I didn't see it as challenging or stressful at all. That's what defines being driven. It was the most exciting thing. It was the boy becoming the man. When I went to Ryerson, I applied to the radio station the very first day. I don't know why everyone doesn't do that if they want to take Radio and Television. You have a radio station at your university. It started from there and one of the things I must say is that one of the little things that helped me to get through the door is my parents bought into my passion.
I said, 'Mom, I want to do the first rap concert tour in the history of Canada.'- Ron Nelson
At one point I said, "I need a loan." My parents are blue collar working parents. We're not rich at all. They were able to go to the bank and secure a $75,000 loan [...] and I was able to keep doing shows for a while being a small concert promoter. I would basically get up every day and get on the phone, work out of my bedroom, work out of my car — survive as a student who loved what he was doing.
It was exciting but that $75,000, that took me years to pay back, man. That's how much I didn't understand money. At one point I brought $50,000 back [to the bank] because I'd just done Run DMC, Public Enemy and EPMD at Varsity Arena and it was the first rap concert ever to be brought to Canada. That's why I'd borrowed the money. I said, "Mom, I want to do the first rap concert tour in the history of Canada." After I did it, I went back to the bank and said, "Here. I want to pay back the money," and they wouldn't take it! They said, "What are you doing?"
When I figured out I have all this money now, what am I gonna do with it? That's when I decided I'm gonna put it towards a recording studio that became one of the first hip hop recording studios in Toronto. Little did I know that it would be. I bought a house. That's where Beat Factory and I had a recording studio, in the basement of my house. Because of that, I was able to latch onto a piece of Canadian history because that's where the Dream Warriors' first album was made and it was the highest selling Canadian hip hop album from the old-school era. It was the first one to go through the door.
Last week Drake premiered his latest album (or playlist) on OVO Radio and it felt like my entire Twitter timeline was listening live and participating in this "event." What are your thoughts on the future of radio in hip hop culture in Toronto?
I think radio is dead. I think I was one of the last radio stars even though I was on a community radio station. But just like video killed the radio star, social media and apps such as Spotify and Apple Music and Google Play, they've all killed the significance of radio having the power to determine what people play and who has the No. 1 song and what sells and what doesn't sell.
I believe that radio will make a comeback, though, just like vinyl is making a comeback, but there needs to be more of a radical shift in the ideology especially of Canadian radio.
I think radio is dead. I think I was one of the last radio stars even though I was on a community radio station.- Ron Nelson
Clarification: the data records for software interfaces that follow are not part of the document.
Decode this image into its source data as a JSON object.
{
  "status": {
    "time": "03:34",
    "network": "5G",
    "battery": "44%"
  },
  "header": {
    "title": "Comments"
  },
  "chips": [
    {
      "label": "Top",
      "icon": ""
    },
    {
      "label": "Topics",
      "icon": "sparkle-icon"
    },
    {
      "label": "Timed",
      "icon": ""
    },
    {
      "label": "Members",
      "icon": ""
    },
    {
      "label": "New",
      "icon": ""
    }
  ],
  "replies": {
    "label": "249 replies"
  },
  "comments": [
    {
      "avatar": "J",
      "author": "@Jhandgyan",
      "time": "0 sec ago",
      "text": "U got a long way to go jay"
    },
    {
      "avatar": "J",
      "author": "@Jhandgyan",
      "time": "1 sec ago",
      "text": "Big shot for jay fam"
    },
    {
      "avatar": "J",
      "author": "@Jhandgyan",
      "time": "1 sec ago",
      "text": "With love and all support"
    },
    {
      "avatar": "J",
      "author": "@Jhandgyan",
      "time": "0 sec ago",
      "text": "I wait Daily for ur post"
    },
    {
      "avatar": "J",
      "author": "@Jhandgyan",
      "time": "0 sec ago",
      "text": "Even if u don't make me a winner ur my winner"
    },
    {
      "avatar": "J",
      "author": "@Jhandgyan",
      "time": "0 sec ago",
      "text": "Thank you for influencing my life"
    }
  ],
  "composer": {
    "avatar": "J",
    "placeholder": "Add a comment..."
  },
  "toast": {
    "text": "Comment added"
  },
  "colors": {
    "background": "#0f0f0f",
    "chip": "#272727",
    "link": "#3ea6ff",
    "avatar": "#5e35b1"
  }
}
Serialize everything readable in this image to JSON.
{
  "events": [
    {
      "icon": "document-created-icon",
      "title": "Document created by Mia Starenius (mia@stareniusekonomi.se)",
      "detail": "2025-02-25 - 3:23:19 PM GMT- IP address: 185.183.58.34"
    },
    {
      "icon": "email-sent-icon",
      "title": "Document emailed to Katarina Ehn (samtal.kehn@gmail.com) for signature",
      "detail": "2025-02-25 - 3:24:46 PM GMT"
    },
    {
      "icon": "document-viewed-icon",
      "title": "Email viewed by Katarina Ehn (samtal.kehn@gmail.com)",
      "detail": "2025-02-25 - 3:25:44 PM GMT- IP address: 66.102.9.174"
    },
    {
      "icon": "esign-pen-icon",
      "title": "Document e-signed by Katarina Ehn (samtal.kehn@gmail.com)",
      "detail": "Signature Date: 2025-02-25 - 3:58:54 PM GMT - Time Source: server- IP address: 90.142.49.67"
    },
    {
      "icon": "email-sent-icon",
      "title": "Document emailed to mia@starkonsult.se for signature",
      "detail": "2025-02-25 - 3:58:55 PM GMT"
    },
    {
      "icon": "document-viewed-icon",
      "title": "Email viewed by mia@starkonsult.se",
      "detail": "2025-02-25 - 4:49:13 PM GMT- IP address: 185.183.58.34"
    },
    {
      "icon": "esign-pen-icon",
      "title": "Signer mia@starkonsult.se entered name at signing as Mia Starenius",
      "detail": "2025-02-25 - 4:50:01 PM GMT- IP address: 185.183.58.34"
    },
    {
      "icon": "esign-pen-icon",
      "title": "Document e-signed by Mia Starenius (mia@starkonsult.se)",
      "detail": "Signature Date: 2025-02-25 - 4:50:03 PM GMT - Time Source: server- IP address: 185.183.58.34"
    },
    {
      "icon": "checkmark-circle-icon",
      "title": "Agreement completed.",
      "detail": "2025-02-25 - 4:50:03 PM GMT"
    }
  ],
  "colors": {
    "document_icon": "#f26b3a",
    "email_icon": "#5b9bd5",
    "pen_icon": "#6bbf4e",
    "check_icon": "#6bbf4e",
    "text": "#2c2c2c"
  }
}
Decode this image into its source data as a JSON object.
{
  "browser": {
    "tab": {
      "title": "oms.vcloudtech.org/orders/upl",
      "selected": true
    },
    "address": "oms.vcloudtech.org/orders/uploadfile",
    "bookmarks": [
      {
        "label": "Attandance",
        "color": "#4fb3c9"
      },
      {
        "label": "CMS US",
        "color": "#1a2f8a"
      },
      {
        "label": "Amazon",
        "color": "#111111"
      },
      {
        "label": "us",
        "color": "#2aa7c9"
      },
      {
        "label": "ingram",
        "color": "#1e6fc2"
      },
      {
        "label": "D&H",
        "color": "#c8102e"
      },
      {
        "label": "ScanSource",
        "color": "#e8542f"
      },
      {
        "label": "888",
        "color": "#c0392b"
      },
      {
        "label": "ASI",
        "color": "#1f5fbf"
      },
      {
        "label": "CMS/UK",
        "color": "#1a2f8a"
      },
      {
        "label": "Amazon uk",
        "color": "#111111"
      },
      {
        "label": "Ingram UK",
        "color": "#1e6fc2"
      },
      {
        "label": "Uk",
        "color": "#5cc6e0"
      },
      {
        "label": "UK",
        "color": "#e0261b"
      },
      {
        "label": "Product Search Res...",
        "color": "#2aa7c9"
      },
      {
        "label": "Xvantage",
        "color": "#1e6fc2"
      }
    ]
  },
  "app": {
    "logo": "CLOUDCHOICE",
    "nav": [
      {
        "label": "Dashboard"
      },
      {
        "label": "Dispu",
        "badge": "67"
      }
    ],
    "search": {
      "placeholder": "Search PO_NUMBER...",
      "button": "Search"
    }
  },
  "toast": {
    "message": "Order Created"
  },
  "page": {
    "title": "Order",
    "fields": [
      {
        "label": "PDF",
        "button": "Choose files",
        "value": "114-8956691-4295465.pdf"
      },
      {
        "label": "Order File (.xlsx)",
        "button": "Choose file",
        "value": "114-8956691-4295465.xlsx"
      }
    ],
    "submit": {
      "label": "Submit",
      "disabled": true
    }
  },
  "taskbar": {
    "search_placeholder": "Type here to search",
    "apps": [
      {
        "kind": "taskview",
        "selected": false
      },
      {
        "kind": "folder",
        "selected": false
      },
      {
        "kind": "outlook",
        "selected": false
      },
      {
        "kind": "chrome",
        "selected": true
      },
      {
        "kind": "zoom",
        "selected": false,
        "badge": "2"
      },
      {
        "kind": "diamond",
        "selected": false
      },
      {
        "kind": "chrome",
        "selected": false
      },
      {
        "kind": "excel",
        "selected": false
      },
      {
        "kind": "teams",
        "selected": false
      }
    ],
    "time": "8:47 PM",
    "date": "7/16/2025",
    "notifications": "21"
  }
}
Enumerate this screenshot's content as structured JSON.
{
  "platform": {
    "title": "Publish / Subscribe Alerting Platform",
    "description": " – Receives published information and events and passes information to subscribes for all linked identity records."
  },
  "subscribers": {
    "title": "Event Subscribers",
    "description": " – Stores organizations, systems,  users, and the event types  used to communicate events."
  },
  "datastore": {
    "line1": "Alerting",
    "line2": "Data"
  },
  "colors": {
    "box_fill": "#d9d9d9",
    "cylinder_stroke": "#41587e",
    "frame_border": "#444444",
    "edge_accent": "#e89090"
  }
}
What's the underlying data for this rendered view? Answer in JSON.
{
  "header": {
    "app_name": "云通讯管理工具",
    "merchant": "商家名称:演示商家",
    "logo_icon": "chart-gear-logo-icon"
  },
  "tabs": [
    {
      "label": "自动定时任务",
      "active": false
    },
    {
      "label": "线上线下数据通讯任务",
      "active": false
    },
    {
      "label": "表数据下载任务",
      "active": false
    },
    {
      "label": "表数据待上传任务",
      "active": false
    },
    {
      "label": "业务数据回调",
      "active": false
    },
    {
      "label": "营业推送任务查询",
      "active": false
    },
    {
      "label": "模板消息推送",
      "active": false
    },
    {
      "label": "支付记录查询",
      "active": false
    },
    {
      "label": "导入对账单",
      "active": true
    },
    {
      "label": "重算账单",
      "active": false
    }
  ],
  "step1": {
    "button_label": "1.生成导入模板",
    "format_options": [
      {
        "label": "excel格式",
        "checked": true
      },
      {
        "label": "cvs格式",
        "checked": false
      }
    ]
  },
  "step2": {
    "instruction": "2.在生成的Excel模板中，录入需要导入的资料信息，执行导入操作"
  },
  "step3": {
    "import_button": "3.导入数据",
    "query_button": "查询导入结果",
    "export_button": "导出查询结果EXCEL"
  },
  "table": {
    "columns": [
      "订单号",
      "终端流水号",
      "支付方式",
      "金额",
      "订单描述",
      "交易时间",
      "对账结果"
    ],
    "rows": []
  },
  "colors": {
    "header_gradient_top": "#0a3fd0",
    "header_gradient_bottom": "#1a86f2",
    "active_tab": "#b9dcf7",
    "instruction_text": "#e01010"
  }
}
I think that hip hop has a great opportunity to help radio in its comeback. Drake, he is the king. We have an artist who has not been guilty of being politically incorrect despite his fame and fortune. He's had good taste in everything that he's incorporated, everything that he's done. In terms of Canadian identities, we couldn't ask for anything better than to be associated with Drake. There is potential in the future for things to fix itself.
Why do you still have faith in the possibility of radio?
I think radio is a great opportunity for people to make a difference in the world. You can only listen to your own music so much. People may not realize that. Sometimes you want to hear what other people have to say or what other people have to play. As we get mature in life and the older we get, the more we want to listen to talk radio. That's what my opinion is. I listen to a lot of talk radio now because I have a need for a certain intellect. I don't always want to listen to what 16, 17-year-old rappers are saying. That's their lives but I'm 54 years old. In the future, if the ideology shifts a little bit then you can bring back the radio star.